Uncle Pastor Ray Minniecon reflects on the celebration, welcome, Joy and Hope we have in the coming of the Light of the World.
On the seventh day of Advent 2022, Scott Higgins reflects on the vision and hope of good that God intends in Isaiah 65: 17-25.
A Vision for Good
For I am about to create new heavens
and a new earth;
the former things shall not be remembered
or come to mind.
But be glad and rejoice for ever
in what I am creating;
for I am about to create Jerusalem as a joy,
and its people as a delight.
I will rejoice in Jerusalem,
and delight in my people;
no more shall the sound of weeping be heard in it,
or the cry of distress.
No more shall there be in it
an infant that lives but a few days,
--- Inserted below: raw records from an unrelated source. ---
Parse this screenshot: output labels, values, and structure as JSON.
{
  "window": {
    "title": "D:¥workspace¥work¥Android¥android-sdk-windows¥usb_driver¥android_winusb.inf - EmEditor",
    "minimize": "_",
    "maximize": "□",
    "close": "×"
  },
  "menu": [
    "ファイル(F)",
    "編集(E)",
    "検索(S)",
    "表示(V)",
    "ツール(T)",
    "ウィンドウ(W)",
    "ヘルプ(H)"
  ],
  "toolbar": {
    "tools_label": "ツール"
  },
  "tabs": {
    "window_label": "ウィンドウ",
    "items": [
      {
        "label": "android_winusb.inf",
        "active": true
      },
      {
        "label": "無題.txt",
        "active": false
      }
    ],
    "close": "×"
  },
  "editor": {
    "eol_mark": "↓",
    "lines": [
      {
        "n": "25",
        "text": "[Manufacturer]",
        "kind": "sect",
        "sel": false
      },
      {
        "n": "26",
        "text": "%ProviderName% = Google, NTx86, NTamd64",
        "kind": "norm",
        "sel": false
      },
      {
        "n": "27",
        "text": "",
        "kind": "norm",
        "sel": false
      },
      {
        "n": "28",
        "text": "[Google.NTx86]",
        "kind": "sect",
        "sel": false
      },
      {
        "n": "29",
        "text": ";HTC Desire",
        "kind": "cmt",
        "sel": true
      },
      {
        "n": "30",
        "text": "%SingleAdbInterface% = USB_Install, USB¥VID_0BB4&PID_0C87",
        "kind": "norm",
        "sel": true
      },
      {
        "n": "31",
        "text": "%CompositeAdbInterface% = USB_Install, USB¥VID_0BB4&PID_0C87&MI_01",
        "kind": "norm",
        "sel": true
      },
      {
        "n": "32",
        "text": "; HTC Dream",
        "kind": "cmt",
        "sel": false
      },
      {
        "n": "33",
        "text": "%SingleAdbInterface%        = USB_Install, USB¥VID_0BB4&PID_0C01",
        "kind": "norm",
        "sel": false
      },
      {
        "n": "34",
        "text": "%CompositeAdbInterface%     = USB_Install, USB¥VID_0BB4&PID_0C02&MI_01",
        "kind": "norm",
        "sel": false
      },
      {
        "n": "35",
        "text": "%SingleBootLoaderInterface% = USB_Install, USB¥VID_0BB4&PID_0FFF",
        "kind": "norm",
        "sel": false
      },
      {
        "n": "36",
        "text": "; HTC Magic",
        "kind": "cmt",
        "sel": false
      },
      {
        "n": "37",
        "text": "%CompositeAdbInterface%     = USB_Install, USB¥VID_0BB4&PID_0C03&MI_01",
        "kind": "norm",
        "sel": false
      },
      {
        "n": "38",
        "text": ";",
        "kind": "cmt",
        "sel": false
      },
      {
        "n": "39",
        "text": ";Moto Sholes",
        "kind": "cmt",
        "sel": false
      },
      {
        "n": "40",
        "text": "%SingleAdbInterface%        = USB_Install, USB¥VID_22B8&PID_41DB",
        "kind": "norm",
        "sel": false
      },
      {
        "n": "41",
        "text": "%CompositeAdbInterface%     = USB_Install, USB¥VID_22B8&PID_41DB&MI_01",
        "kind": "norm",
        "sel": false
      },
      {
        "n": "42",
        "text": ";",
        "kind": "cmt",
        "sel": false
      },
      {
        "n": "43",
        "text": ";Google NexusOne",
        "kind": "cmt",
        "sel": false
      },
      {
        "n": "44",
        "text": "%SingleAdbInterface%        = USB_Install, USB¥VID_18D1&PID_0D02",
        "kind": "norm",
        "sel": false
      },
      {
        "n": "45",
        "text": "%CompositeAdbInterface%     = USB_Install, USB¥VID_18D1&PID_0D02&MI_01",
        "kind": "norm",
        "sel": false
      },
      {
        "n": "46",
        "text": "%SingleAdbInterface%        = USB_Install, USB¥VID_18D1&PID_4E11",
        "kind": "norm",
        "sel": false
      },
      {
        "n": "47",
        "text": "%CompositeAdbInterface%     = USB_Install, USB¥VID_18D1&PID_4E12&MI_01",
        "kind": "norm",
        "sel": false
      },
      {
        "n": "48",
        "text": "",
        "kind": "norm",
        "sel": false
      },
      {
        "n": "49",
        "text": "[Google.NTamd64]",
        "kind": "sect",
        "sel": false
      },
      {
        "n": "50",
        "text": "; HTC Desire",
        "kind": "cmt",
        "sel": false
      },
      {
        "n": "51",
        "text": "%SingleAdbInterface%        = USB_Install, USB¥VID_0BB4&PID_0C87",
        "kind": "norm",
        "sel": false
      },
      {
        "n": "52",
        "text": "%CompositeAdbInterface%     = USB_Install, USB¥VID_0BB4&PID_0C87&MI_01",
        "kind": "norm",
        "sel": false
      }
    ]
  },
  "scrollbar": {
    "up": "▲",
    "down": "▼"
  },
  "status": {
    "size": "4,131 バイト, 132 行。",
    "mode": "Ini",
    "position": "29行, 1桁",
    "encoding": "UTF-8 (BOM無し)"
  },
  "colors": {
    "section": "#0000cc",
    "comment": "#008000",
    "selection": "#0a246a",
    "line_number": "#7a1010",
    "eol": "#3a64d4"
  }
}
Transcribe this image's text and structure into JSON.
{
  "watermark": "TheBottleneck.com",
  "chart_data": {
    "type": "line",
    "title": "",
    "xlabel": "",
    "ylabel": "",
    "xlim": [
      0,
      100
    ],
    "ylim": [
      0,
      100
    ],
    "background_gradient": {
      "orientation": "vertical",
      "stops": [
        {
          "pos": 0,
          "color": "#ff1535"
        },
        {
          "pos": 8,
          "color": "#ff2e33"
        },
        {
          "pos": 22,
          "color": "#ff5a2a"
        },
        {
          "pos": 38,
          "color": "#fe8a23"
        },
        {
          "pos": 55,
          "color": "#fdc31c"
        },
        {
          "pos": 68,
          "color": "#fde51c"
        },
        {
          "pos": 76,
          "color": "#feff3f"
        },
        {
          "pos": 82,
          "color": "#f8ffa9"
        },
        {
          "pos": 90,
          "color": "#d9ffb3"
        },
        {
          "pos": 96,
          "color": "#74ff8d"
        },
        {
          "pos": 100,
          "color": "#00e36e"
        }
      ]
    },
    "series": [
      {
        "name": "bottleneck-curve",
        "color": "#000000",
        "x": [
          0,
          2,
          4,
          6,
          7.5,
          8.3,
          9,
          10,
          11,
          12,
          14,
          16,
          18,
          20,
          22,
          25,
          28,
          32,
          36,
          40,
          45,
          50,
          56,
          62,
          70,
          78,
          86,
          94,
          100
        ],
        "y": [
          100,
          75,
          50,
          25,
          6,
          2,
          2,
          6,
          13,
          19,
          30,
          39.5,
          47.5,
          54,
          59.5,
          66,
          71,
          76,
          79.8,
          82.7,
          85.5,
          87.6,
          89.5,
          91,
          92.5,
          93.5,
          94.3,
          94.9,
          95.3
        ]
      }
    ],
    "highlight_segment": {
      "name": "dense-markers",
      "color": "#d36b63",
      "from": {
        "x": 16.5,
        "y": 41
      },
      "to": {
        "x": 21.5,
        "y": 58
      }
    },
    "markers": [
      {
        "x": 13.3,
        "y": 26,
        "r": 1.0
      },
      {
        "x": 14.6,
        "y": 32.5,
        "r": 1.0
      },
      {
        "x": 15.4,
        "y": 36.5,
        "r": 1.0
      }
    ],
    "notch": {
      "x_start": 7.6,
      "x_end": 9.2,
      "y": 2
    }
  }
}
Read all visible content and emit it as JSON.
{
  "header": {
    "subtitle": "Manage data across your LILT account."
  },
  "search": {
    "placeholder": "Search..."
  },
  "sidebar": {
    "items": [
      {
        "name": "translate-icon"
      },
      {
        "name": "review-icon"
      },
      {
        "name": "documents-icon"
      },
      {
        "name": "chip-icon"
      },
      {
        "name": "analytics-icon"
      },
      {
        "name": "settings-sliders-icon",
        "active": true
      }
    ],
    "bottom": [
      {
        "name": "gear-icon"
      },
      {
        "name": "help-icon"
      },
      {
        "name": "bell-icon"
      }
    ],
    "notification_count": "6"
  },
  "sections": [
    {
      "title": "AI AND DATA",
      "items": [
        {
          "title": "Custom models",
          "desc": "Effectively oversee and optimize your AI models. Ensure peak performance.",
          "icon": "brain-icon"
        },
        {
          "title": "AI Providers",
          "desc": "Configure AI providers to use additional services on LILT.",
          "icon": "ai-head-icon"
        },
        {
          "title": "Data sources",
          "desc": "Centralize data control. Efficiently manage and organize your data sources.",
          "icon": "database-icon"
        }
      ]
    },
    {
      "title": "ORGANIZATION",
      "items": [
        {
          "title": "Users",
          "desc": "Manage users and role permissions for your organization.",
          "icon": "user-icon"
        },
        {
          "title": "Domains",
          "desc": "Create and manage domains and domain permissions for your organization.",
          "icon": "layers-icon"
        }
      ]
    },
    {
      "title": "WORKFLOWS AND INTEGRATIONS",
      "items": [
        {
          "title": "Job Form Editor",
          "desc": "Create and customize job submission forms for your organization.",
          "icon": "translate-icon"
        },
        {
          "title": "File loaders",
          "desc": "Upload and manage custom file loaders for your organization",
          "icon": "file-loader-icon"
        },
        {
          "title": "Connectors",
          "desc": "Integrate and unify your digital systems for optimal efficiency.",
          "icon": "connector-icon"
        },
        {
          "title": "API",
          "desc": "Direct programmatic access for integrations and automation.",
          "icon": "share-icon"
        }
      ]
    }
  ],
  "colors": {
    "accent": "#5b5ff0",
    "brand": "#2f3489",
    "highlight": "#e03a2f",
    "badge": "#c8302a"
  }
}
or an old person who does not live out a lifetime;
for one who dies at a hundred years will be considered a youth,
and one who falls short of a hundred will be considered accursed.
They shall build houses and inhabit them;
they shall plant vineyards and eat their fruit.
They shall not build and another inhabit;
they shall not plant and another eat;
for like the days of a tree shall the days of my people be,
and my chosen shall long enjoy the work of their hands.
They shall not labour in vain,
or bear children for calamity;
for they shall be offspring blessed by the Lord—
and their descendants as well.
Before they call I will answer,
while they are yet speaking I will hear.
The wolf and the lamb shall feed together,
the lion shall eat straw like the ox;
but the serpent—its food shall be dust!
They shall not hurt or destroy
on all my holy mountain,
says the Lord.
When I was a child we often sang a song at church that spoke of “heaven” like this: “I’ve got a mansion, just over the hilltop, in that bright land where we’ll never grow old.” I find it sobering to read this projection of consumerist aspiration against the vision of the world God will create in Isaiah 65:17-25.
The people to whom Isaiah spoke were citizens of a pre-modern agricultural age. The majority worked small plots of land in the hope they would grow sufficient food to supply their own needs, set aside reserves for the next season, pay their taxes, and give them a surplus to trade. Yet a single event - a bad harvest, a mice-plague, a raid by bandits, a serious illness, an increase in the tribute demanded by ruling authorities - could bring them undone. A cycle of debt, debt-slavery, dispossession and poverty all too commonly followed (see for example Nehemiah 5).
Isaiah 65:17-25 however declares that the future will not be an endless rerun of the present but that God will create a world in which lives are long, bellies are full, housing is secure, communities are safe, and harvests are plentiful.
As Bible scholar Richard Bauckham notes this is “simply the life of the ordinary peasant family at its best: owning their own modest smallholding, producing enough to live and with leisure enough to enjoy it, and with no threat from the rapacious rich or foreign invasion.”
So has Isaiah simply done for the ancient Israelite what “I’ve got a mansion” did for me? Painting a picture of the future in terms that make sense of popular aspiration? At a superficial level that may be so, but ultimately the answer is no. Isaiah and the people to whom he spoke were well aware of the existence of mansions and those that lived in them. They are conspicuously absent from his vision because they were the homes of those who grew rich at the expense of their neighbours, who took advantage of their neighbour’s misfortune to make loans that would never be repaid and then used the failure to repay as a basis for acquiring their neighbour’s land. The mansions were the homes of those who chose to reject the alternative path of generous sharing, debt forgiveness, and return of land laid out by God in the law. Isaiah’s vision is not a projection of the material aspirations of the rich but a repudiation of them. It is a vision for a world in which everyone has enough, in which the bonds of community are strong, and in which the creation is abundant. This meant a change in reality for both “peasant farmers” and the powerful and rich.
In our age of consumer excess, environmental degradation, obscene inequality, and growing possibility of nuclear conflagration, Isaiah’s vision of the good God intends is a call to remember that none of these will be history’s last word.
The last word will be God‘s and will issue in a world renewed and whole. And Isaiah’s vision is a call to make sure our home is not a mansion on a hilltop but the global village, where we expend ourselves for a world in which everyone’s belly is full, everyone’s life is long, and everyone’s home is secure.
With the birth of Christ we see the hope and call of this new world being ushered in today.
Scott Higgins is an ordained Baptist minister, consultant, educator and writer, with a focus upon social justice and ethics from a Christian faith-based perspective. Scott has spent three decades in pastoring, social justice advocacy and community education, including a decade working for Baptist World Aid where he founded the Catalyst advocacy program. Scott also founded A Just Cause ministry with Australian Baptist Ministries and lives on Awabakal country in Newcastle, NSW, with his wife Sandy and three children.